Records supplied:

____

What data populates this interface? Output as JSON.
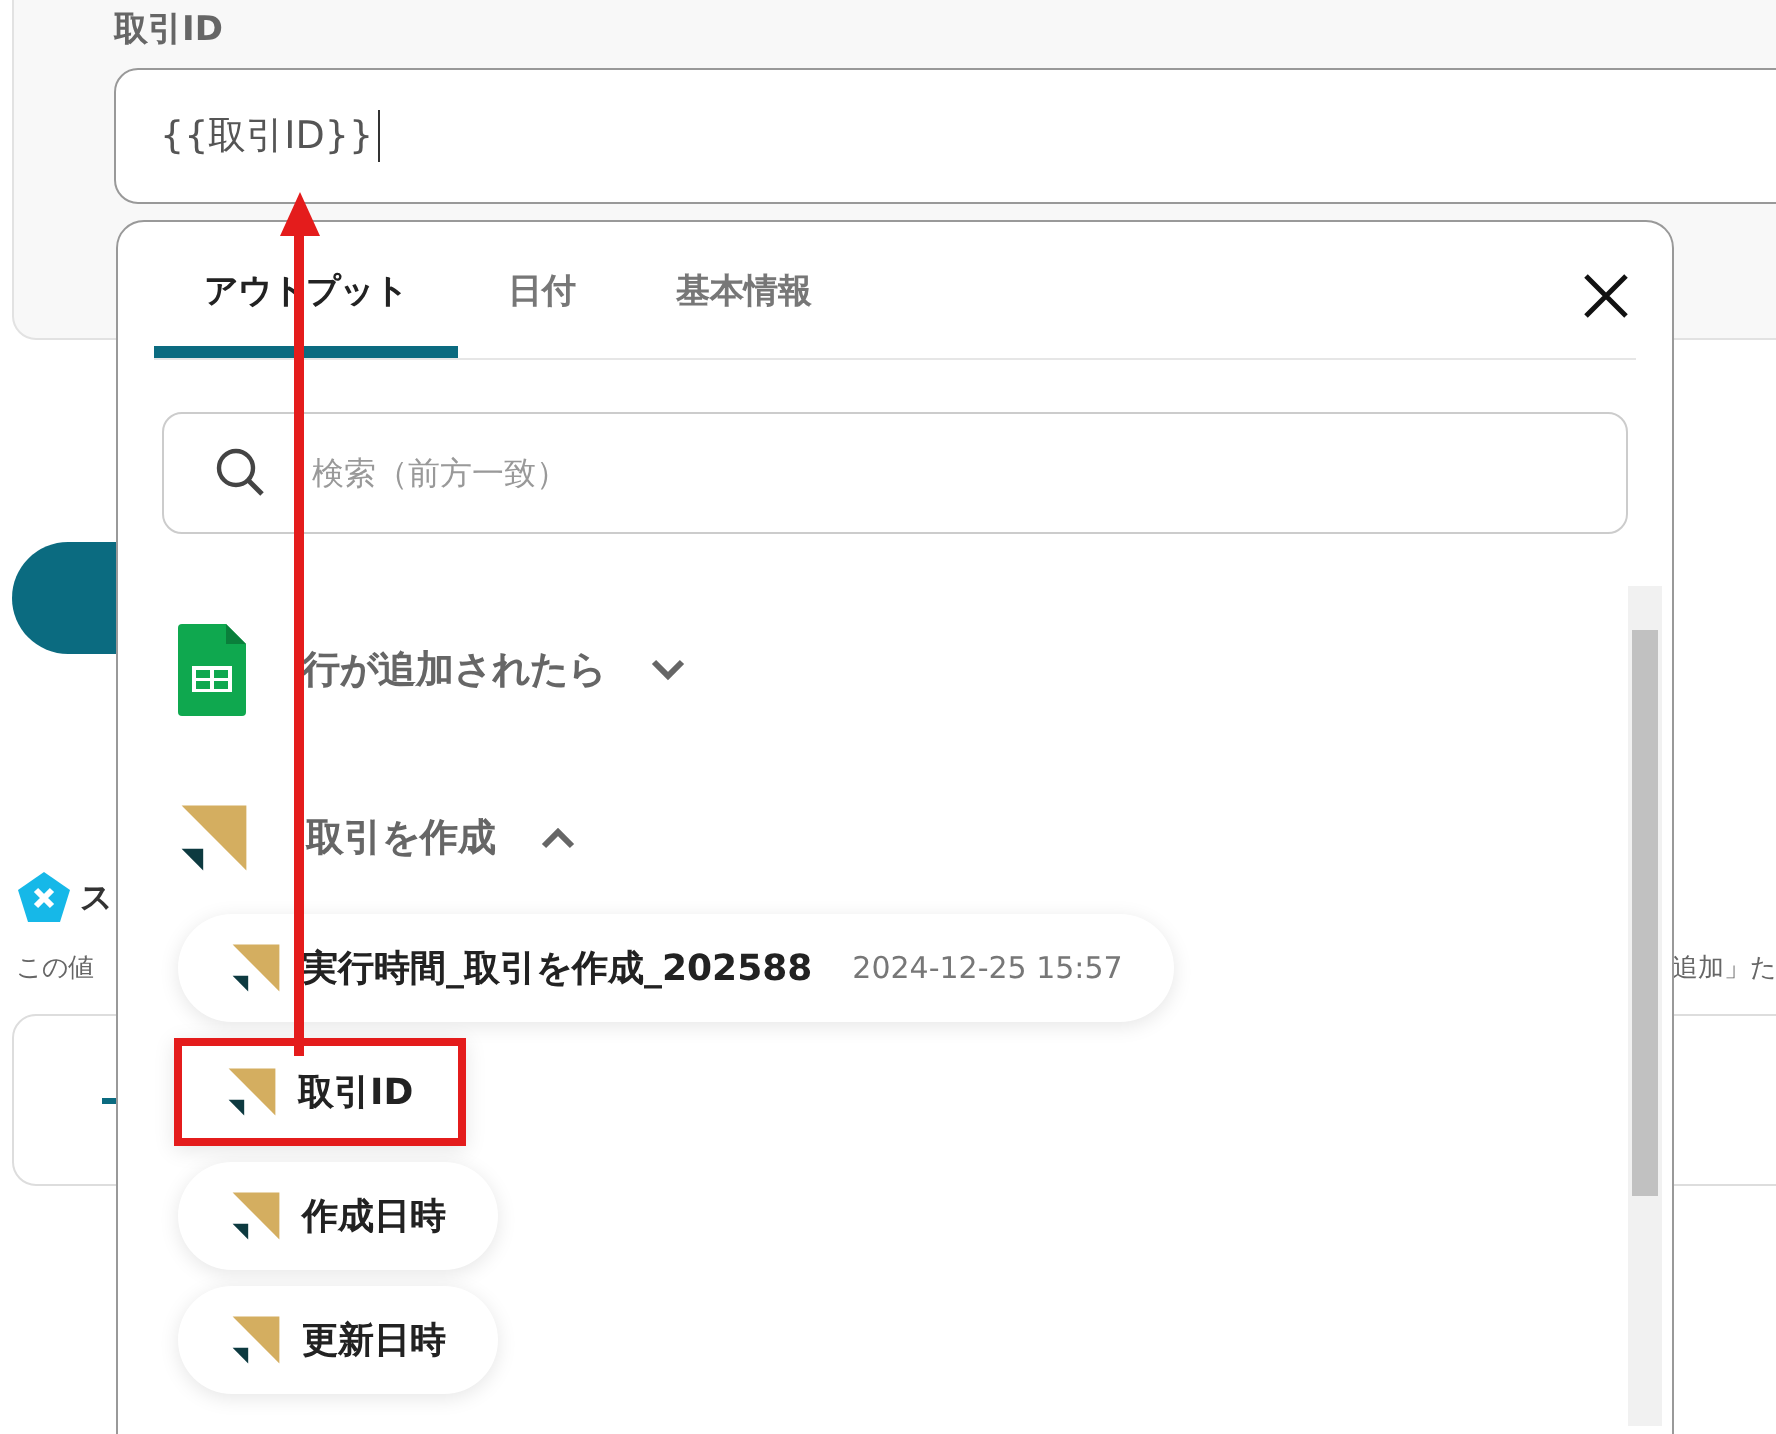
{
  "field": {
    "label": "取引ID",
    "value": "{{取引ID}}"
  },
  "background": {
    "heading": "ス",
    "note_start": "この値",
    "note_end": "追加」た"
  },
  "popup": {
    "tabs": [
      {
        "label": "アウトプット",
        "selected": true
      },
      {
        "label": "日付",
        "selected": false
      },
      {
        "label": "基本情報",
        "selected": false
      }
    ],
    "search": {
      "placeholder": "検索（前方一致）"
    },
    "groups": [
      {
        "title": "行が追加されたら",
        "kind": "sheets",
        "expanded": false
      },
      {
        "title": "取引を作成",
        "kind": "freee",
        "expanded": true,
        "items": [
          {
            "label": "実行時間_取引を作成_202588",
            "value": "2024-12-25 15:57",
            "highlighted": false
          },
          {
            "label": "取引ID",
            "highlighted": true
          },
          {
            "label": "作成日時",
            "highlighted": false
          },
          {
            "label": "更新日時",
            "highlighted": false
          }
        ]
      }
    ]
  }
}
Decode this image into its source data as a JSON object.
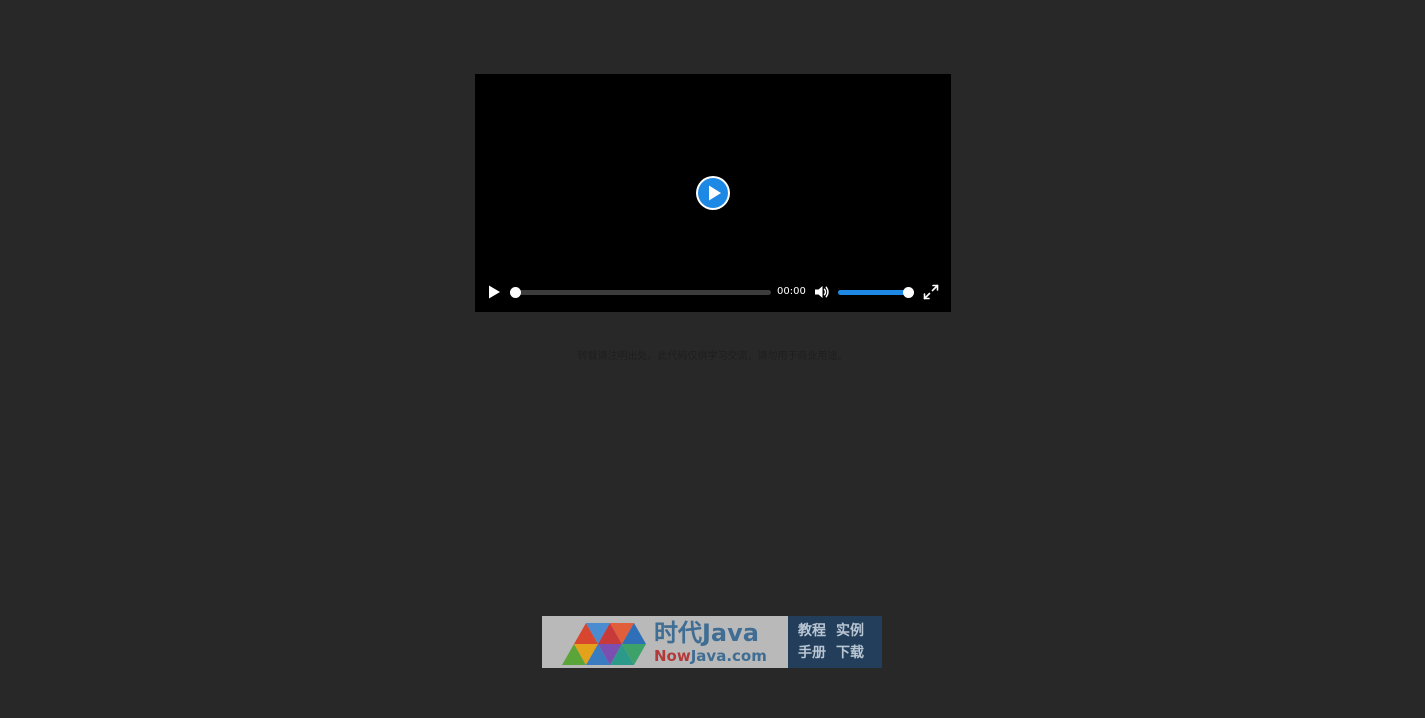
{
  "player": {
    "current_time": "00:00",
    "progress": 0,
    "volume": 1.0,
    "icons": {
      "big_play": "play-circle-icon",
      "play": "play-icon",
      "mute": "volume-icon",
      "fullscreen": "fullscreen-icon"
    },
    "colors": {
      "accent": "#1e88e5",
      "background": "#000000"
    }
  },
  "notice": {
    "text": "转载请注明出处。此代码仅供学习交流，请勿用于商业用途。"
  },
  "banner": {
    "title": "时代Java",
    "domain_brand": "Now",
    "domain_rest": "Java.com",
    "links": [
      "教程",
      "实例",
      "手册",
      "下载"
    ]
  },
  "colors": {
    "page_background": "#282828"
  }
}
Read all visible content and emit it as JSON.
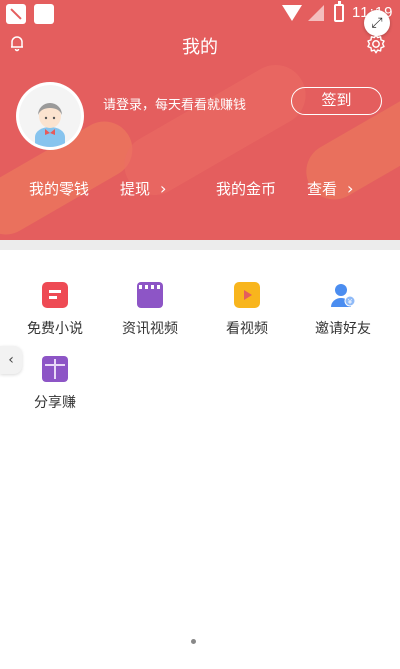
{
  "status_bar": {
    "time": "11:19"
  },
  "header": {
    "title": "我的",
    "login_prompt": "请登录，每天看看就赚钱",
    "checkin_label": "签到",
    "stats": [
      {
        "label": "我的零钱"
      },
      {
        "label": "提现",
        "chevron": "›"
      },
      {
        "label": "我的金币"
      },
      {
        "label": "查看",
        "chevron": "›"
      }
    ]
  },
  "grid": [
    {
      "label": "免费小说",
      "icon": "novel-icon"
    },
    {
      "label": "资讯视频",
      "icon": "video-news-icon"
    },
    {
      "label": "看视频",
      "icon": "watch-video-icon"
    },
    {
      "label": "邀请好友",
      "icon": "invite-friends-icon"
    },
    {
      "label": "分享赚",
      "icon": "share-earn-icon"
    }
  ],
  "colors": {
    "header_bg": "#e45e5e",
    "strip": "#ececec"
  }
}
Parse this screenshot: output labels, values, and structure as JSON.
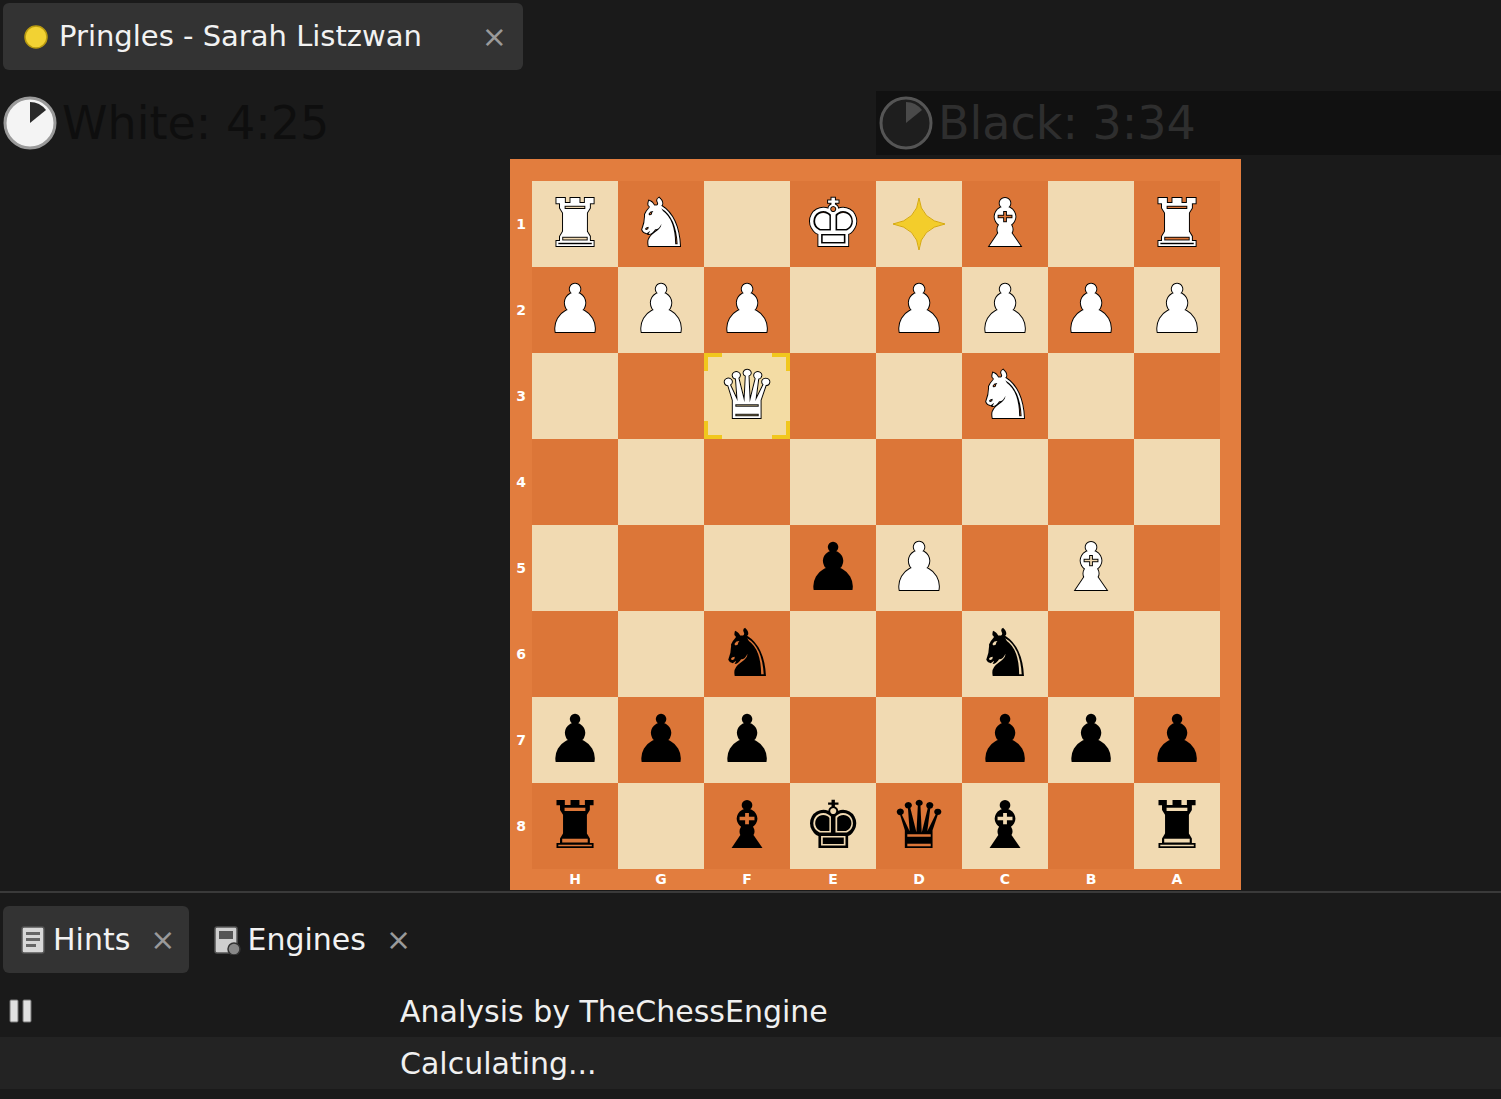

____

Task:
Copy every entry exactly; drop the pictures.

Answer area:
What data populates this interface? Output as JSON.
{
  "field": {
    "label": "取引ID",
    "value": "{{取引ID}}"
  },
  "background": {
    "heading": "ス",
    "note_start": "この値",
    "note_end": "追加」た"
  },
  "popup": {
    "tabs": [
      {
        "label": "アウトプット",
        "selected": true
      },
      {
        "label": "日付",
        "selected": false
      },
      {
        "label": "基本情報",
        "selected": false
      }
    ],
    "search": {
      "placeholder": "検索（前方一致）"
    },
    "groups": [
      {
        "title": "行が追加されたら",
        "kind": "sheets",
        "expanded": false
      },
      {
        "title": "取引を作成",
        "kind": "freee",
        "expanded": true,
        "items": [
          {
            "label": "実行時間_取引を作成_202588",
            "value": "2024-12-25 15:57",
            "highlighted": false
          },
          {
            "label": "取引ID",
            "highlighted": true
          },
          {
            "label": "作成日時",
            "highlighted": false
          },
          {
            "label": "更新日時",
            "highlighted": false
          }
        ]
      }
    ]
  }
}
Decode this image into its source data as a JSON object.
{
  "player": {
    "current_time": "00:00",
    "progress": 0,
    "volume": 1.0,
    "icons": {
      "big_play": "play-circle-icon",
      "play": "play-icon",
      "mute": "volume-icon",
      "fullscreen": "fullscreen-icon"
    },
    "colors": {
      "accent": "#1e88e5",
      "background": "#000000"
    }
  },
  "notice": {
    "text": "转载请注明出处。此代码仅供学习交流，请勿用于商业用途。"
  },
  "banner": {
    "title": "时代Java",
    "domain_brand": "Now",
    "domain_rest": "Java.com",
    "links": [
      "教程",
      "实例",
      "手册",
      "下载"
    ]
  },
  "colors": {
    "page_background": "#282828"
  }
}
Read all visible content and emit it as JSON.
{
  "status_bar": {
    "time": "11:19"
  },
  "header": {
    "title": "我的",
    "login_prompt": "请登录，每天看看就赚钱",
    "checkin_label": "签到",
    "stats": [
      {
        "label": "我的零钱"
      },
      {
        "label": "提现",
        "chevron": "›"
      },
      {
        "label": "我的金币"
      },
      {
        "label": "查看",
        "chevron": "›"
      }
    ]
  },
  "grid": [
    {
      "label": "免费小说",
      "icon": "novel-icon"
    },
    {
      "label": "资讯视频",
      "icon": "video-news-icon"
    },
    {
      "label": "看视频",
      "icon": "watch-video-icon"
    },
    {
      "label": "邀请好友",
      "icon": "invite-friends-icon"
    },
    {
      "label": "分享赚",
      "icon": "share-earn-icon"
    }
  ],
  "colors": {
    "header_bg": "#e45e5e",
    "strip": "#ececec"
  }
}
Parse this screenshot: output labels, values, and structure as JSON.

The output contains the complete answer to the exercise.